While fish cannot make you feel physically better by being in contact with them (such as petting a dog can sometimes have health benefits), I believe my fish make me feel better. They are a constant in my life, occasionally the only males that like me. The benefit of having a betta (also called Siamese fighting fish) as a pet is that that they are very well suited for dorm life. They don’t require a heater or a filter and are easy to take care of.

Since bettas often take gulps of air from the surface of the water (strange fact since they are fish, but their gills are made this way) they are very aware of humans around them. My fish respond to me if I stand near their tanks- swimming closer to me and thus making up for my need to have animal contact.

While fish make the perfect pet at college, not all students take care of them the way they should. While bettas are occasionally sold at the SCC by the vendors we occasionally have there, they are sold in very tiny bowls that allow the fish no room to swim or grow. Students are also not informed about how to care for their fish: bettas need weekly water changes and without that will get infected and die. While being a crusader for fish is not exactly my goal here at Brandeis, I would like students to be more aware that they can actually do harm to these animals if they force them to live in small bowls and not clean water.

I personally am fond of all fish, bettas being my favorite. The aquarium is my favorite place and I occasionally look up facts about aquatic life just for fun. Many people have encouraged me to consider becoming a marine biologist (though it is a major that Brandeis does not offer). While my major here at Brandies is English, I would love to become a marine supporter in the same sense that Rachel Carson was a environmental crusader- using my writing skills to help others understand the realities of what is occurring in our environment.
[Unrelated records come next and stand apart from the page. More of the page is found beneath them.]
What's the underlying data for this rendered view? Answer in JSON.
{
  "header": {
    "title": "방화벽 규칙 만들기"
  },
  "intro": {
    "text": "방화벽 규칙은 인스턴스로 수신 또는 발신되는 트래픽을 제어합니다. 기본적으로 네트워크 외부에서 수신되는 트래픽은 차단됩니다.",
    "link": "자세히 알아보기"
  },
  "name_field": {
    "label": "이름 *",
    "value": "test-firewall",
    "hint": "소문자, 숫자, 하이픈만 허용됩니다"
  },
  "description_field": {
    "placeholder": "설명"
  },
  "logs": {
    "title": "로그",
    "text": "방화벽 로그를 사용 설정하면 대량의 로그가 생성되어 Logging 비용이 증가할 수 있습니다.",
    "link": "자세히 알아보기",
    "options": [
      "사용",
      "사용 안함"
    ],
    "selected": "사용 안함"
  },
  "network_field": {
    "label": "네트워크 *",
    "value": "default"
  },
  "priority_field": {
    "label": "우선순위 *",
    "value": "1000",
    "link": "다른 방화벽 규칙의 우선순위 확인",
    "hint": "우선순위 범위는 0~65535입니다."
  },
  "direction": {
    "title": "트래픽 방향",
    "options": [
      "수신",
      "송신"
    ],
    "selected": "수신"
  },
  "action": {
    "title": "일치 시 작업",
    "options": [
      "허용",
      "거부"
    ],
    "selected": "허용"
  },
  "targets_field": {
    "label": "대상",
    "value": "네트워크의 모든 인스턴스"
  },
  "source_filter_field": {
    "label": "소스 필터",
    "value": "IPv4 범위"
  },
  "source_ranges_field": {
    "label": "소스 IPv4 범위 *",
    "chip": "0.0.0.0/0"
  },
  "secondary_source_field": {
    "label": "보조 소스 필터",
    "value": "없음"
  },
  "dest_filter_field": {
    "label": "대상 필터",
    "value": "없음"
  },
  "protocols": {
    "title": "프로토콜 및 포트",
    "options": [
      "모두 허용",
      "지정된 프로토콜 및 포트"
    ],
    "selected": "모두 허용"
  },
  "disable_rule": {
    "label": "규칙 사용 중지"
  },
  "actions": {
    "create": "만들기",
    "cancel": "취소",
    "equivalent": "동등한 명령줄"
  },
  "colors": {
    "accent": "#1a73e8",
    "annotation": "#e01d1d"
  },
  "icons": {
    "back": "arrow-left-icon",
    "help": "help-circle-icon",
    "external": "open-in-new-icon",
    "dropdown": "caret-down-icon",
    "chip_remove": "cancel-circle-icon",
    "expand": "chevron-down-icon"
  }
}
Marine life, whether we are eating it, keeping fish as pets or going on a whale watch, is an integral part of the Earth’s ecosystem. While not as fun to play with as a dog, fish offer the planet a lot and should be granted the importance they deserve.